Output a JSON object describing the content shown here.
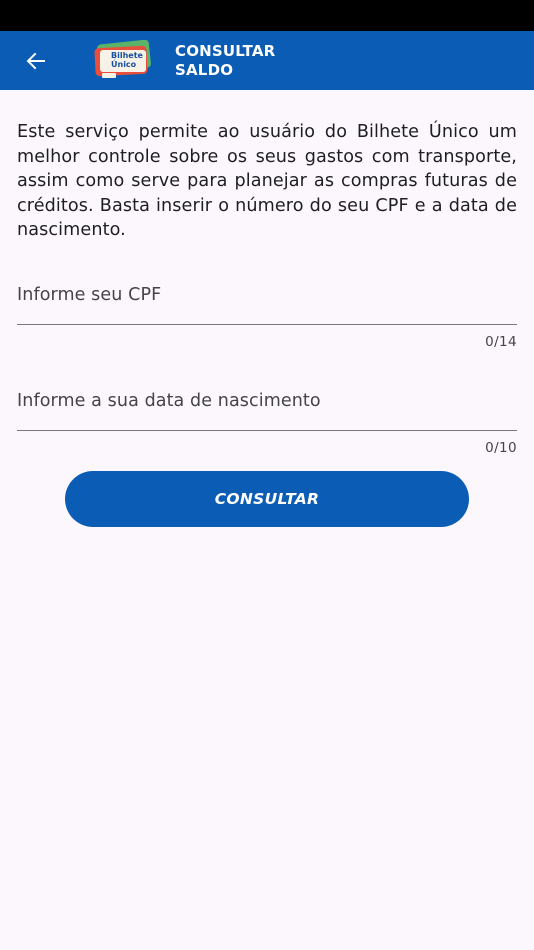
{
  "header": {
    "title_line1": "CONSULTAR",
    "title_line2": "SALDO",
    "logo_text_line1": "Bilhete",
    "logo_text_line2": "Único",
    "back_icon": "arrow-left-icon"
  },
  "main": {
    "description": "Este serviço permite ao usuário do Bilhete Único um melhor controle sobre os seus gastos com transporte, assim como serve para planejar as compras futuras de créditos. Basta inserir o número do seu CPF e a data de nascimento.",
    "cpf_field": {
      "label": "Informe seu CPF",
      "value": "",
      "counter": "0/14"
    },
    "birth_field": {
      "label": "Informe a sua data de nascimento",
      "value": "",
      "counter": "0/10"
    },
    "submit_label": "CONSULTAR"
  },
  "colors": {
    "primary": "#0b5cb5",
    "background": "#fcf7fc",
    "text": "#1e1e22"
  }
}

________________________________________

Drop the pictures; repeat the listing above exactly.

Output a JSON object describing the content shown here.
{
  "header": {
    "title_line1": "CONSULTAR",
    "title_line2": "SALDO",
    "logo_text_line1": "Bilhete",
    "logo_text_line2": "Único",
    "back_icon": "arrow-left-icon"
  },
  "main": {
    "description": "Este serviço permite ao usuário do Bilhete Único um melhor controle sobre os seus gastos com transporte, assim como serve para planejar as compras futuras de créditos. Basta inserir o número do seu CPF e a data de nascimento.",
    "cpf_field": {
      "label": "Informe seu CPF",
      "value": "",
      "counter": "0/14"
    },
    "birth_field": {
      "label": "Informe a sua data de nascimento",
      "value": "",
      "counter": "0/10"
    },
    "submit_label": "CONSULTAR"
  },
  "colors": {
    "primary": "#0b5cb5",
    "background": "#fcf7fc",
    "text": "#1e1e22"
  }
}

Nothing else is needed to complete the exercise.